Furthermore, by providing food for birds, we can help to support their population growth. As natural habitats continue to be destroyed by human activity, birds are often left with limited food sources. By providing food for them, we can help to ensure that their population remains stable and healthy.
However, it’s important to note that providing too much food for birds can also have negative consequences. Overfeeding can lead to an increase in bird populations, which can cause damage to crops and other vegetation. It can also attract predators to the area, which can pose a threat to the birds themselves.
Additional Tips on Bird Feeding
- Use tray feeders or platform feeders if you want birds to grab bird foods and fly in.
- Refill empty feeders in early morning before birds start feeding.
- If you multiple feeders in your yard, you can leave an empty feeder as long as others have been recently refilled.
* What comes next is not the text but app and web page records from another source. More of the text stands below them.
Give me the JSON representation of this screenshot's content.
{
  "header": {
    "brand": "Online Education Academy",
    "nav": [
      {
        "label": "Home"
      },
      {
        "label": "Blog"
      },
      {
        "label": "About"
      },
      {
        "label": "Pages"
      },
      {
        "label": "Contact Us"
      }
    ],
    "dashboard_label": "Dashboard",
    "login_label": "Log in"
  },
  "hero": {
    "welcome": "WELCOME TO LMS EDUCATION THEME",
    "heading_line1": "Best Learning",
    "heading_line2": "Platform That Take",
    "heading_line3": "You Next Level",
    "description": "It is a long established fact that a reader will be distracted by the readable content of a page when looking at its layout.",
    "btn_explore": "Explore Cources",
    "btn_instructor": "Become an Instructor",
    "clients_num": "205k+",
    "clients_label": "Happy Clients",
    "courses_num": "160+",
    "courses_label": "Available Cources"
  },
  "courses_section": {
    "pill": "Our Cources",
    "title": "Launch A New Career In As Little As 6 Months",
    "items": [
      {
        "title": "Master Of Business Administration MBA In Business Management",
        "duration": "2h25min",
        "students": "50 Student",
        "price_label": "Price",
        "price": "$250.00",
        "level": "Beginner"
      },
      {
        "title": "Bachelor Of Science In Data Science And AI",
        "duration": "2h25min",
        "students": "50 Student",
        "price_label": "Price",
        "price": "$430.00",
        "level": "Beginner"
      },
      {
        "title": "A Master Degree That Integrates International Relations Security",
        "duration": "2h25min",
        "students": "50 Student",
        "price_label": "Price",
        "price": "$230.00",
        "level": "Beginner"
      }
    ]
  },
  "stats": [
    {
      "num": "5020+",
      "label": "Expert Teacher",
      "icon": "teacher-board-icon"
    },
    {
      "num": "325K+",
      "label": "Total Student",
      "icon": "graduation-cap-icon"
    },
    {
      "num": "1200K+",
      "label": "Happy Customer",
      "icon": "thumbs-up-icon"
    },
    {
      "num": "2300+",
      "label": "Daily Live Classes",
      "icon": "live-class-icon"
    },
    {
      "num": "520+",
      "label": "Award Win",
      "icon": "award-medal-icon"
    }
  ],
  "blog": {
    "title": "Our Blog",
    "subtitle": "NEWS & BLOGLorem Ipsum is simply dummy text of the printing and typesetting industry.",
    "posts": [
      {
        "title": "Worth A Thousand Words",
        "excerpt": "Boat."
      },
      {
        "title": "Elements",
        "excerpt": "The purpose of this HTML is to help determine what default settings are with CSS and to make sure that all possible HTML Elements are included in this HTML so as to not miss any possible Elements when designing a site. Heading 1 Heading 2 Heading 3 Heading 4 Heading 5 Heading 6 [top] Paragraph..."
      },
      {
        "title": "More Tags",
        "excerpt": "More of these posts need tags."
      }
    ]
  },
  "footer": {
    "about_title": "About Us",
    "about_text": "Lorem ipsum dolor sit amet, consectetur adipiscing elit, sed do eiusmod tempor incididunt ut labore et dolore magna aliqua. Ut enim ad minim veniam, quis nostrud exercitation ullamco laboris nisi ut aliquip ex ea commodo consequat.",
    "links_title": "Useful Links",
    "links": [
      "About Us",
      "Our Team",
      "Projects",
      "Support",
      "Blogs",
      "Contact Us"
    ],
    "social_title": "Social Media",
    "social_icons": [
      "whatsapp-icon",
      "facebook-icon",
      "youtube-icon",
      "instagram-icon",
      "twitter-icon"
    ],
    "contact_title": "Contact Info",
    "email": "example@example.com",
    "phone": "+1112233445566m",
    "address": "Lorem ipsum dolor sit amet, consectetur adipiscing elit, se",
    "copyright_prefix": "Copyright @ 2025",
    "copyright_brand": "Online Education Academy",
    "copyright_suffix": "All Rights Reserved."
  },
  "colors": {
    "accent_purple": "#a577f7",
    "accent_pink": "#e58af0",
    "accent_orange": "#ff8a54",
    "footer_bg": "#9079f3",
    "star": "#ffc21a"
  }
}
- Feeders will not go empty quickly as long as birds spread to different feeders.
- If you plan to provide nyjer seed or white proso millet mixes to birds, get them from a reliable supply store and use tube feeders.
- You can leave feeders empty, birds will search for other sources of natural foods or visit other feeders around your neighborhood.
- Clean your feeding stations and remove any uneaten or unwanted seeds to prevent attracting raccoons, squirrels and other backyard pests.
- If you want to attract more birds, place higher-capacity feeder or more than one feeder to feed the birds in your yard. Larger feeders offer more feeding times than a smaller feeder or a single feeder.
- Choose no waste seeds to minimize seed tossed on the ground as birds pick their favorite seeds.
- Prevent window strikes by placing feeders away from windows.
- Place feeders where birds can easily fly for cover if they feel threatened and in areas that attract them the most. For instance, you can put a new feeder near tree trunks to attract woodpeckers and nuthatches.
- Choose feeders with large capacity and place more feeders filled with various foods.